Insights

Are legal costs and disbursements payable if you lose your personal injury case? 

In most cases your solicitor will act on a no win no fee basis (CFA agreement). This means that you will not have to pay their legal fees if your case is unsuccessful.  

The general rule is that if you lose your case, you do not have to pay the opponent’s costs either.  

There are however exceptions to both of these general positions.  

You should also consider disbursements. These are incurred costs that are required to progress your case, such as court fees or medical reports.  

Your solicitor’s legal fees 

If your case is unsuccessful, you will not have to pay your solicitor’s legal fees, however this is assuming that the case is allowed to run until its conclusion.  

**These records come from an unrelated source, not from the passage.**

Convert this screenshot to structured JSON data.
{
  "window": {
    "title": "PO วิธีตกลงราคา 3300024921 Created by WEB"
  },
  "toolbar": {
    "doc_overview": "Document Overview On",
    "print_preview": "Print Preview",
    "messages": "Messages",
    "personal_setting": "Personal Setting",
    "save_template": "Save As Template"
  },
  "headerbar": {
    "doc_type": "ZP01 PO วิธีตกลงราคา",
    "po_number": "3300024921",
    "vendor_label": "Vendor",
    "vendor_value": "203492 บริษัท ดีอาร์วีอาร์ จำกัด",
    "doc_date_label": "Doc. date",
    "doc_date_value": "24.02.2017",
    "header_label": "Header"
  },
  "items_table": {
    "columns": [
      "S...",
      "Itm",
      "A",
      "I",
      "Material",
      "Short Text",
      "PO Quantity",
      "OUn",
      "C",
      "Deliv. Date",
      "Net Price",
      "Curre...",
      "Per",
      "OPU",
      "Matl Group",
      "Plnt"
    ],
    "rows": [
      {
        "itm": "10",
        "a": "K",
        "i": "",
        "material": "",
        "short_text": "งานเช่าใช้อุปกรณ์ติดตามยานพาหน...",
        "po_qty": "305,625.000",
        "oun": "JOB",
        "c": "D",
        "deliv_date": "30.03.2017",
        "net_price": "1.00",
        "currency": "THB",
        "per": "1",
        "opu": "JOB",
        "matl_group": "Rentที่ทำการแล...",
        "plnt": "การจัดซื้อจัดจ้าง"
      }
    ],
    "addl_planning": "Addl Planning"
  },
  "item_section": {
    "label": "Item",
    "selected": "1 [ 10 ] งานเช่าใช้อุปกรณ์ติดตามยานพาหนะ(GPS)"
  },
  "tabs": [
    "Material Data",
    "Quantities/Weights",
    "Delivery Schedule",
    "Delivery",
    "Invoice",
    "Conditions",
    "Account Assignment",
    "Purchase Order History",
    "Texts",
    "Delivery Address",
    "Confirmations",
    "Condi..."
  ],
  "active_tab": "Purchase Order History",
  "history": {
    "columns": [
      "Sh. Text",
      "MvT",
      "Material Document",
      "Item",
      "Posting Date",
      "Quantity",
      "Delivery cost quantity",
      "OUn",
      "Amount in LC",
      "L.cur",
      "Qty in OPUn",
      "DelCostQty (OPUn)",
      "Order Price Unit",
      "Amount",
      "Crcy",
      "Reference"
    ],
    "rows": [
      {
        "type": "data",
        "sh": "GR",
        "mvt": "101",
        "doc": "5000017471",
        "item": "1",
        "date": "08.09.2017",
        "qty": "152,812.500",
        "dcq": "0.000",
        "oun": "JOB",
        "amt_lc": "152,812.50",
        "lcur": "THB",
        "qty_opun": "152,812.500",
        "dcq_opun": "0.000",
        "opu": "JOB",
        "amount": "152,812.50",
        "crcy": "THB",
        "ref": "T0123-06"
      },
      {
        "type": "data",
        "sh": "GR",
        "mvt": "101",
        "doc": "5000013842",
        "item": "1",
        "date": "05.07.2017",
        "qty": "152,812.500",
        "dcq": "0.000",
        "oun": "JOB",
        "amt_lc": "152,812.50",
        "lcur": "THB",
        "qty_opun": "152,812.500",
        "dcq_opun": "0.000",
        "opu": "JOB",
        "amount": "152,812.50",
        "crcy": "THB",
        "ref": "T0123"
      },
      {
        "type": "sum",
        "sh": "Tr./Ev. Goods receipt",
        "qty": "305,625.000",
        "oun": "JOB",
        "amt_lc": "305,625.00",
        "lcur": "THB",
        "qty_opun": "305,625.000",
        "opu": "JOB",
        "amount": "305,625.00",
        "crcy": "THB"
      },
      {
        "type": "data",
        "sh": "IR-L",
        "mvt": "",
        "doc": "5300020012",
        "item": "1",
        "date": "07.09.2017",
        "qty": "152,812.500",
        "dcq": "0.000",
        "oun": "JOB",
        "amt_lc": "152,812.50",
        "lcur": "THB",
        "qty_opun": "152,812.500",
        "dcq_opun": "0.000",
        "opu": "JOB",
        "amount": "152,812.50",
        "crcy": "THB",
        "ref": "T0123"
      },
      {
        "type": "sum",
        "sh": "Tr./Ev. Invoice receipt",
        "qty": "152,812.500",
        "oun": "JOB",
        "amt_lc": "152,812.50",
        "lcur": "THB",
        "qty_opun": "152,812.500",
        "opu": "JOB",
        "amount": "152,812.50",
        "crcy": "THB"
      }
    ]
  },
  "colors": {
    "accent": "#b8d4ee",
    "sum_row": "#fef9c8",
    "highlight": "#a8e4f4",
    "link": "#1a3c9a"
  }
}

If you were to terminate your solicitor’s instructions and instruct another solicitor in the middle of the case, you would then become liable for your solicitor’s fees up to the point that you ended your CFA agreement. This is because you did not allow your solicitor the opportunity to conclude the case successfully to be able to recover their fees from the opponent.    

You would also be liable for your solicitor’s fees if the solicitor ends the agreement due to you not performing your obligations under the CFA agreement, such as not providing your solicitor with the information they require, or being dishonest about your claim. 

If your claim concludes unsuccessfully and you have been found to be fundamentally dishonest by the court, you will be liable for your solicitor’s legal fees. This is because your solicitor was only acting on a CFA on the presumption that you were making a valid honest claim.  

Your opponent’s legal costs 

If your case is unsuccessful, you may become liable to pay your opponent’s costs if you have been found to be fundamentally dishonest about your case. You may also become liable if your case is struck out for not having any merit in the first place. 

If your opponent made an offer to settle your case which was only open until a certain date, and you rejected this offer, and you then lost your case at court, you could also be liable to pay the opponent’s costs from the last date that you could have accepted the offer. This is because the opponent would have incurred costs carrying out extra work to take the matter to trial. This extra work would have been avoided if you accepted their offer when you had the opportunity.  

In most cases your solicitor will advise you to obtain After the Event Insurance (ATE) at the outset of the case. As with your legal fees, you will not have to pay for this until the matter has concluded successfully and the cost will be deducted from your compensation. If you lose your case, you will not have to pay for the ATE. 

This ATE cover will protect you from having to pay the opponent’s legal costs if you lose the case after rejecting the opponent’s settlement offer.  

Disbursements 

These are not included under the CFA agreement, so you are required to pay for these as and when they become necessary. In some cases, your solicitor may be able to defer payment of the disbursements until the conclusion of the case so that you do not have to pay for them up front. This will not be the case for court fees which are payable if your case goes to court. If your case is successful, your solicitor will claim the cost back from the opponent.   

The ATE will also cover the cost of disbursements if your case is unsuccessful. 

Summary 

So in a nutshell, as long as you are making an honest claim, you provide your solicitor with everything they need, and you have suitable ATE cover in place, you would not normally have to pay your solicitor fees, opponent’s costs, or disbursements if your case is unsuccessful.     

If your case is unsuccessful and you are found to have been fundamentally dishonest by the court, you could be liable to pay your solicitor fees, the opponent’s costs, and your disbursements. 

*This article is not legal advice but provides a general overview. The specific details of your case will determine the best course of action.